However, if you're claiming under the Plevin rule, often your policy has to have been active since April There are exceptions, and the rules are complex, so make a claim and leave it to the firms and the ombudsman to fathom out the regulations. For some who, pre, were subject to mis-selling that wasn't by banks, the Financial Ombudsman Service can't adjudicate, which makes reclaiming trickier.

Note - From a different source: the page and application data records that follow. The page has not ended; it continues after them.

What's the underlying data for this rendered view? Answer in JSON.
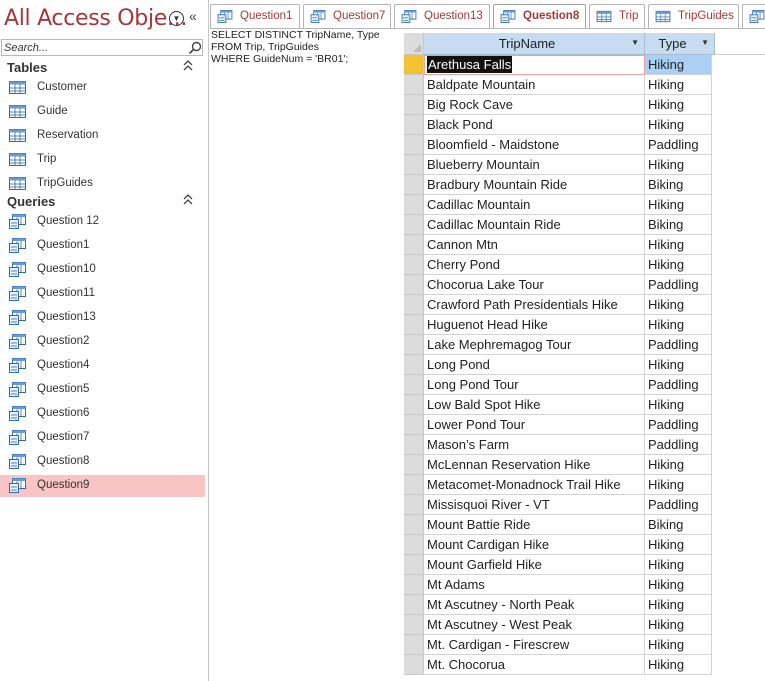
{
  "nav": {
    "title": "All Access Obje...",
    "search_placeholder": "Search...",
    "groups": [
      {
        "label": "Tables",
        "icon": "table-icon",
        "items": [
          "Customer",
          "Guide",
          "Reservation",
          "Trip",
          "TripGuides"
        ]
      },
      {
        "label": "Queries",
        "icon": "query-icon",
        "items": [
          "Question 12",
          "Question1",
          "Question10",
          "Question11",
          "Question13",
          "Question2",
          "Question4",
          "Question5",
          "Question6",
          "Question7",
          "Question8",
          "Question9"
        ]
      }
    ],
    "selected_item": "Question9"
  },
  "tabs": [
    {
      "label": "Question1",
      "icon": "query-icon"
    },
    {
      "label": "Question7",
      "icon": "query-icon"
    },
    {
      "label": "Question13",
      "icon": "query-icon"
    },
    {
      "label": "Question8",
      "icon": "query-icon",
      "active": true
    },
    {
      "label": "Trip",
      "icon": "table-icon"
    },
    {
      "label": "TripGuides",
      "icon": "table-icon"
    },
    {
      "label": "Q",
      "icon": "query-icon"
    }
  ],
  "sql": {
    "text": "SELECT DISTINCT TripName, Type\nFROM Trip, TripGuides\nWHERE GuideNum = 'BR01';"
  },
  "datasheet": {
    "columns": [
      {
        "label": "TripName"
      },
      {
        "label": "Type"
      }
    ],
    "rows": [
      [
        "Arethusa Falls",
        "Hiking"
      ],
      [
        "Baldpate Mountain",
        "Hiking"
      ],
      [
        "Big Rock Cave",
        "Hiking"
      ],
      [
        "Black Pond",
        "Hiking"
      ],
      [
        "Bloomfield - Maidstone",
        "Paddling"
      ],
      [
        "Blueberry Mountain",
        "Hiking"
      ],
      [
        "Bradbury Mountain Ride",
        "Biking"
      ],
      [
        "Cadillac Mountain",
        "Hiking"
      ],
      [
        "Cadillac Mountain Ride",
        "Biking"
      ],
      [
        "Cannon Mtn",
        "Hiking"
      ],
      [
        "Cherry Pond",
        "Hiking"
      ],
      [
        "Chocorua Lake Tour",
        "Paddling"
      ],
      [
        "Crawford Path Presidentials Hike",
        "Hiking"
      ],
      [
        "Huguenot Head Hike",
        "Hiking"
      ],
      [
        "Lake Mephremagog Tour",
        "Paddling"
      ],
      [
        "Long Pond",
        "Hiking"
      ],
      [
        "Long Pond Tour",
        "Paddling"
      ],
      [
        "Low Bald Spot Hike",
        "Hiking"
      ],
      [
        "Lower Pond Tour",
        "Paddling"
      ],
      [
        "Mason’s Farm",
        "Paddling"
      ],
      [
        "McLennan Reservation Hike",
        "Hiking"
      ],
      [
        "Metacomet-Monadnock Trail Hike",
        "Hiking"
      ],
      [
        "Missisquoi River - VT",
        "Paddling"
      ],
      [
        "Mount Battie Ride",
        "Biking"
      ],
      [
        "Mount Cardigan Hike",
        "Hiking"
      ],
      [
        "Mount Garfield Hike",
        "Hiking"
      ],
      [
        "Mt Adams",
        "Hiking"
      ],
      [
        "Mt Ascutney - North Peak",
        "Hiking"
      ],
      [
        "Mt Ascutney - West Peak",
        "Hiking"
      ],
      [
        "Mt. Cardigan - Firescrew",
        "Hiking"
      ],
      [
        "Mt. Chocorua",
        "Hiking"
      ]
    ],
    "current_row": 0
  },
  "colors": {
    "accent": "#a4373a",
    "selected_nav": "#f8c4c4",
    "header_blue": "#c7dcf0",
    "current_record": "#f2c230",
    "selected_cell": "#a9d0f5"
  }
}
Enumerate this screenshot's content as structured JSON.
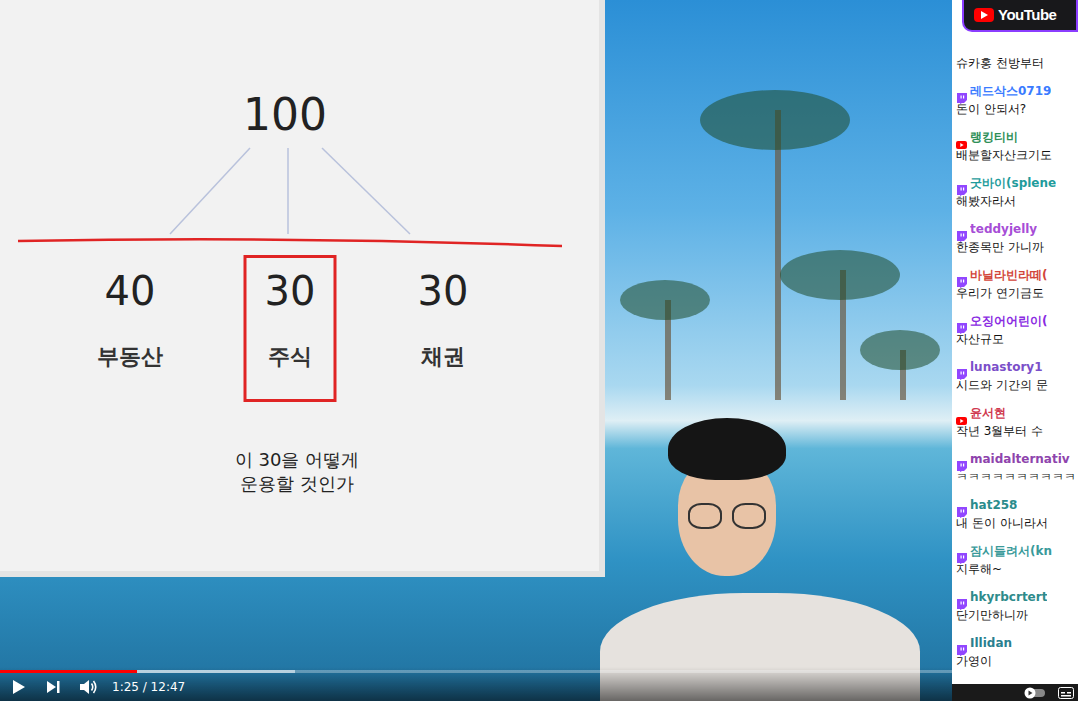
{
  "slide": {
    "root": "100",
    "branches": [
      {
        "value": "40",
        "label": "부동산",
        "selected": false
      },
      {
        "value": "30",
        "label": "주식",
        "selected": true
      },
      {
        "value": "30",
        "label": "채권",
        "selected": false
      }
    ],
    "note": "이 30을 어떻게\n운용할 것인가"
  },
  "chat": {
    "header": "YouTube",
    "messages": [
      {
        "kind": "partial",
        "text": "슈카홍 천방부터"
      },
      {
        "kind": "twitch",
        "user": "레드삭스0719",
        "text": "돈이 안되서?",
        "color": "#3a7bff"
      },
      {
        "kind": "youtube",
        "user": "랭킹티비",
        "text": "배분할자산크기도",
        "color": "#2e8f57"
      },
      {
        "kind": "twitch",
        "user": "굿바이(splene",
        "text": "해봤자라서",
        "color": "#1f9c9c"
      },
      {
        "kind": "twitch",
        "user": "teddyjelly",
        "text": "한종목만 가니까",
        "color": "#a64dd6"
      },
      {
        "kind": "twitch",
        "user": "바닐라빈라떼(",
        "text": "우리가 연기금도",
        "color": "#d2453a"
      },
      {
        "kind": "twitch",
        "user": "오징어어린이(",
        "text": "자산규모",
        "color": "#8a2be2"
      },
      {
        "kind": "twitch",
        "user": "lunastory1",
        "text": "시드와 기간의 문",
        "color": "#7b4fc9"
      },
      {
        "kind": "youtube",
        "user": "윤서현",
        "text": "작년 3월부터 수",
        "color": "#d0394f"
      },
      {
        "kind": "twitch",
        "user": "maidalternativ",
        "text": "ㅋㅋㅋㅋㅋㅋㅋㅋㅋㅋ",
        "color": "#8e44ad"
      },
      {
        "kind": "twitch",
        "user": "hat258",
        "text": "내 돈이 아니라서",
        "color": "#2a8c8c"
      },
      {
        "kind": "twitch",
        "user": "잠시들려서(kn",
        "text": "지루해~",
        "color": "#3a9a9a"
      },
      {
        "kind": "twitch",
        "user": "hkyrbcrtert",
        "text": "단기만하니까",
        "color": "#2e8b8b"
      },
      {
        "kind": "twitch",
        "user": "Illidan",
        "text": "가영이",
        "color": "#2a7f8f"
      }
    ]
  },
  "player": {
    "time": "1:25 / 12:47",
    "progress": {
      "level": 0.144,
      "buffered": 0.31
    },
    "autoplay": {
      "on": false
    }
  }
}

An example would be PPI on a car finance deal. In that case, if the provider doesn't play ball, you'll need to go to court, which is where no-win, no-fee claims firms could be useful. This is all about the regulation of insurance and 15 January is the date the then regulator, the Financial Services Authority now the Financial Conduct Authority , began regulating PPI sales. And that's key as it saves you taking a claim to court which is far more complex. Yet it's not that all pre sales fall outside the ombudsman's remit, as many still do. Even though PPI itself wasn't regulated pre, you're fine if any firm selling it was itself regulated by the FSA, such as a bank or credit card provider.

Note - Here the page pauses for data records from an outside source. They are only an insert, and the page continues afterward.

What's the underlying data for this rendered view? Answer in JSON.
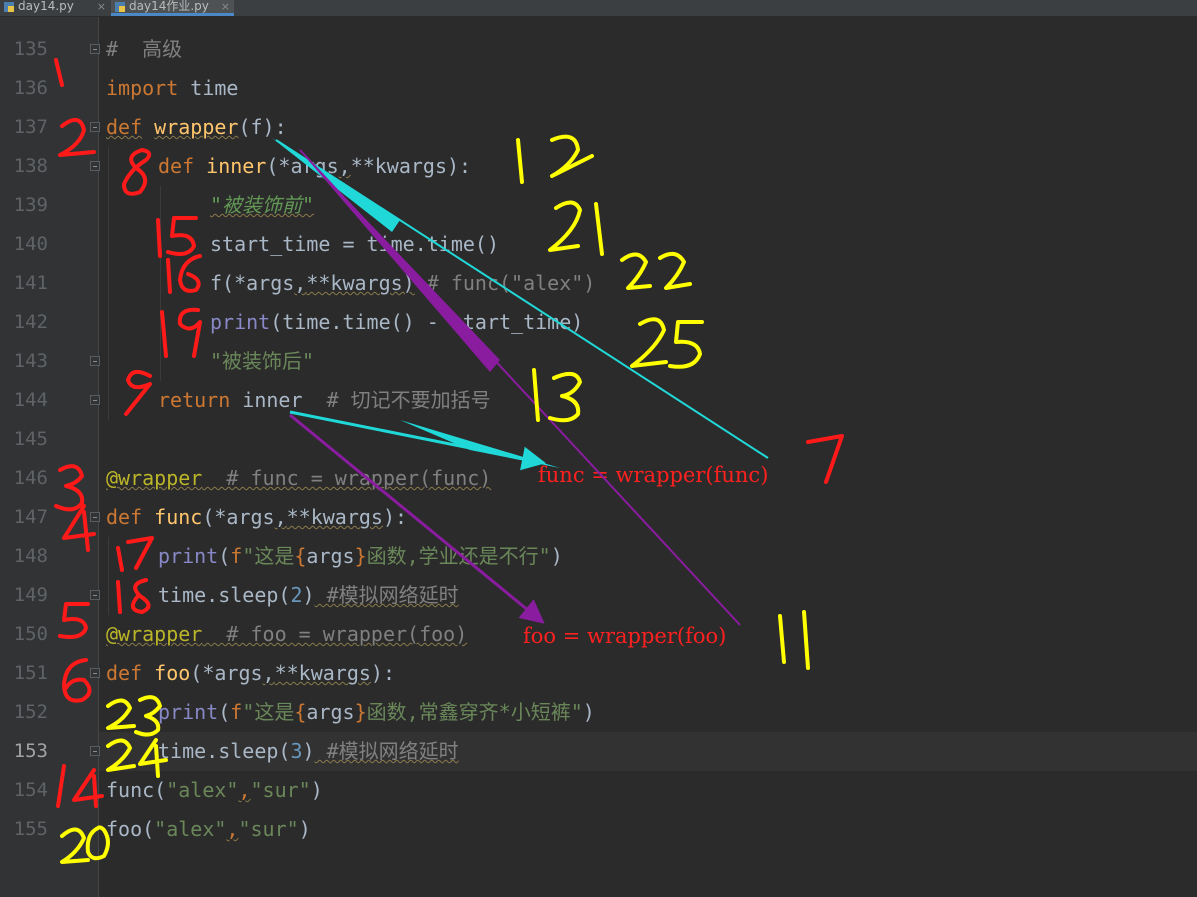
{
  "tabs": [
    {
      "label": "day14.py",
      "active": false,
      "close": "×"
    },
    {
      "label": "day14作业.py",
      "active": true,
      "close": "×"
    }
  ],
  "gutter": {
    "line_numbers": [
      "135",
      "136",
      "137",
      "138",
      "139",
      "140",
      "141",
      "142",
      "143",
      "144",
      "145",
      "146",
      "147",
      "148",
      "149",
      "150",
      "151",
      "152",
      "153",
      "154",
      "155"
    ],
    "current_line": "153"
  },
  "code": {
    "l135": {
      "comment": "#  高级"
    },
    "l136": {
      "kw": "import",
      "rest": " time"
    },
    "l137": {
      "kw": "def",
      "name": "wrapper",
      "rest": "(f):"
    },
    "l138": {
      "kw": "def",
      "name": "inner",
      "p1": "(*args",
      "p2": ",",
      "p3": "**kwargs):"
    },
    "l139": {
      "doc": "\"被装饰前\""
    },
    "l140": {
      "code": "start_time = time.time()"
    },
    "l141": {
      "call": "f(*args",
      "comma": ",",
      "call2": "**kwargs)",
      "comment": " # func(\"alex\")"
    },
    "l142": {
      "bi": "print",
      "rest": "(time.time() - start_time)"
    },
    "l143": {
      "str": "\"被装饰后\""
    },
    "l144": {
      "kw": "return",
      "rest": " inner  ",
      "comment": "# 切记不要加括号"
    },
    "l146": {
      "dec": "@wrapper",
      "comment": "  # func = wrapper(func)"
    },
    "l147": {
      "kw": "def",
      "name": "func",
      "p1": "(*args",
      "p2": ",",
      "p3": "**kwargs",
      "p4": "):"
    },
    "l148": {
      "bi": "print",
      "open": "(",
      "f": "f",
      "s1": "\"这是",
      "b1": "{",
      "v": "args",
      "b2": "}",
      "s2": "函数,学业还是不行\"",
      "close": ")"
    },
    "l149": {
      "code": "time.sleep(",
      "num": "2",
      "close": ")",
      "comment": " #模拟网络延时"
    },
    "l150": {
      "dec": "@wrapper",
      "comment": "  # foo = wrapper(foo)"
    },
    "l151": {
      "kw": "def",
      "name": "foo",
      "p1": "(*args",
      "p2": ",",
      "p3": "**kwargs",
      "p4": "):"
    },
    "l152": {
      "bi": "print",
      "open": "(",
      "f": "f",
      "s1": "\"这是",
      "b1": "{",
      "v": "args",
      "b2": "}",
      "s2": "函数,常鑫穿齐*小短裤\"",
      "close": ")"
    },
    "l153": {
      "code": "time.sleep(",
      "num": "3",
      "close": ")",
      "comment": " #模拟网络延时"
    },
    "l154": {
      "call": "func(",
      "s1": "\"alex\"",
      "comma": ",",
      "s2": "\"sur\"",
      "close": ")"
    },
    "l155": {
      "call": "foo(",
      "s1": "\"alex\"",
      "comma": ",",
      "s2": "\"sur\"",
      "close": ")"
    }
  },
  "annotations": {
    "red_notes": [
      "func = wrapper(func)",
      "foo = wrapper(foo)"
    ],
    "red_numbers": [
      "1",
      "2",
      "3",
      "4",
      "5",
      "6",
      "7",
      "8",
      "9",
      "14",
      "15",
      "16",
      "17",
      "18",
      "19",
      "20"
    ],
    "yellow_numbers": [
      "11",
      "12",
      "13",
      "21",
      "22",
      "23",
      "24",
      "25"
    ],
    "colors": {
      "red": "#ff1a1a",
      "yellow": "#ffff00",
      "cyan": "#20d8d8",
      "purple": "#8a1ca0"
    }
  }
}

The difficulty comes with non-financial firms such as car dealerships. With them, the ombudsman has no jurisdiction on sales pre We're not telling you not to bother, just that if rejected you may need to go to court to get redress. Yes — though be aware any refunds may come off your balance but it means you'll owe less if that happens.

What counts is the fact you were mis-sold when you got the policy, not whether you still have the loan. The fact the debt's cleared doesn't mean you weren't mis-sold, so you can still reclaim. Potentially, big money. It doesn't sound much, but it quickly mounts up.

For loan reclaims it could be many thousands of pounds. Yet calculating the actual amount's difficult and often unnecessary, as the lender will do this for you. It's possible to estimate how much the insurance has cost to see what you can reclaim. It then depends whether you're entitled to the full amount, or just part of it.

Here are some examples — if you were paying more, it's likely PPI was included. The provider should also correct any further losses you've had as a result, such as any arrears charges due to taking the loan. But if you've an outstanding debt to the lender, it can use the money to pay it off. In some circumstances your offer may be lowered due to a technical process called 'comparative redress'. It's not compulsory for you to accept this decision and we've discovered banks have been underpaying, often wiping a third off refunds.